Norcross: These are the purchasing decisions that are being made now to get to 55%; so moving to 60 doesn’t change the idea of needing to know more ahead of time. They know where these products are. It’s not holding us up on major acquisition programs.
Wittman: We can’t make this out of thin air.
Garamendi, fresh off previous bouts with Wittman, fired back in defense of local contractors. He gave an example in a heated speech peppered with an expletive.
Garamendi: I guess I’m so damn tired of hearing you can’t do it in America. Under the American Recovery Act, $800 million was put in for 16 locomotives for Amtrak. And there was a requirement that they be 100% American-made. This is the American Recovery Act, around 2009. General Motors said 100% American? Can’t be done here. But there was this little old company out in California called Siemans America, and they said, ‘800 million dollars, hmmm. 100% American-made? We can do that.’ And they did. They did it within three years. They established outside of Sacramento, a major manufacturing facility. So don’t sit here and tell me we can’t do it in America. We can’t do it in America because this committee doesn’t require it to be done in America. This amendment is so easy to achieve. If we don’t have the courage to stand up to industry and say (expletive) get it done…then they won’t ever make it in America.
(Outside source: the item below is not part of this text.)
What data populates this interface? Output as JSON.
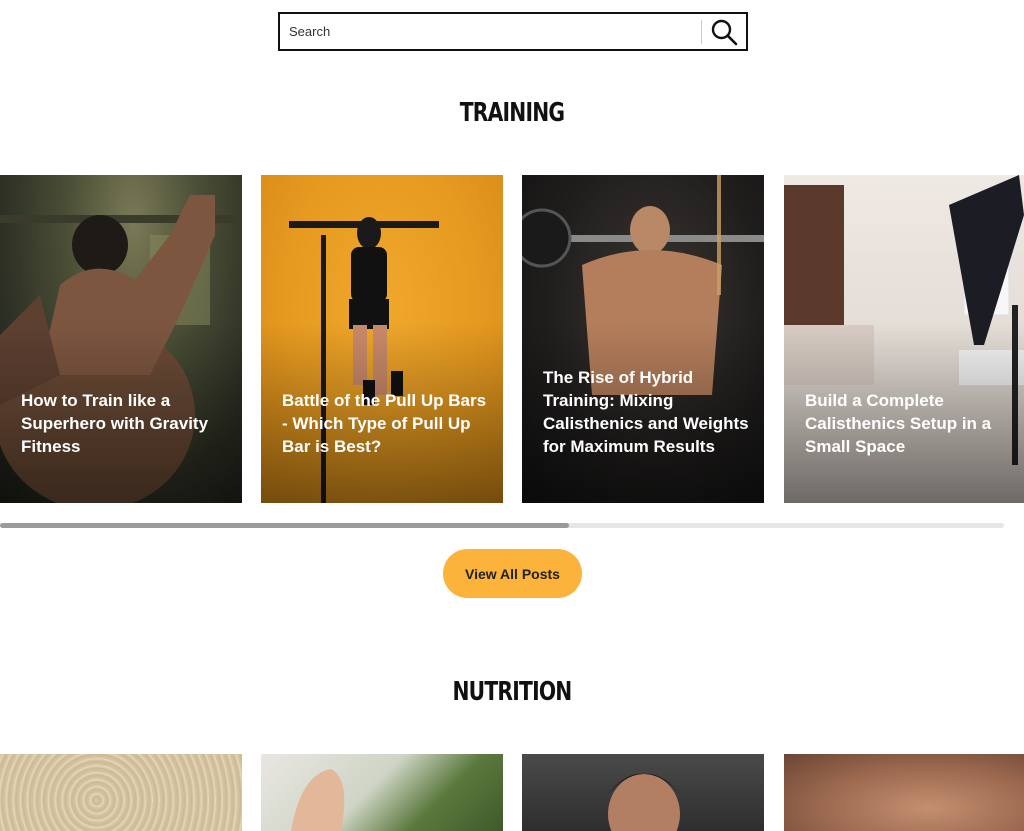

Slotkin: We went through a whole year of watching what happens when so much of our supply chain is dependent on other countries. It flagged to us that we need to understand our defense supply chains and so if the past year and a half hasn’t pushed members forward on this issue then what will? Of course we know we can buy it from other sources from abroad. But haven’t we learned we need more resilience…enough to push for more American requirements? This is not about removing waivers. If you can’t find something here, use the waiver. If the past year and a half haven’t pushed us to care more about what’s made in America…what will?
Here’s how they voted.
A yes vote was in favor of Wittman’s substituting amendment and a no vote was in favor of the original Norcross amendment to gradually hike content requirements to 75% over 8 years. There was some cross-over from a similar floor vote. For instance, Republican Vicky Hartzler and Democrat Elaine Luria voted against Wittman this time.
In this case here, “no” is the vote CPA wants as it is a vote against Wittman’s substitution to the Norcross amendment.
Chairman Smith later held a vote for the underlying amendment by Norcross and that passed. Norcross won.
The NDAA came down like this in the end: two specific roll-call votes on amendments won in favor of Buy American provisions, and one vote on an amendment against it and in favor of more studies. Two to one? A win’s a win. But it’s clear many House Members still have a lot to learn about why making things in America is good for America and good for national defense, regardless of price. Delays can be remedied by building up stronger, local supply chains.
The FY22 NDAA awaits floor consideration later this month, with all Members of the House filing amendments to the bill as reported out of the Armed Services Committee.
So far, a whopping 800 amendments have been filed.
CPA will be tracking amendments deemed worthy of floor consideration by the prestigious House Rules Committee and what sorts of debates will be allowed to take place on the House Floor.
Final House votes are expected as early as next week, and then it is off to the Senate for their crack at their version of the NDAA on the Senate floor.
All of this sets the table for the House and Senate versions of the NDAA being combined together in a conference process, then it is off to final passage in both chambers, hopefully by Christmas.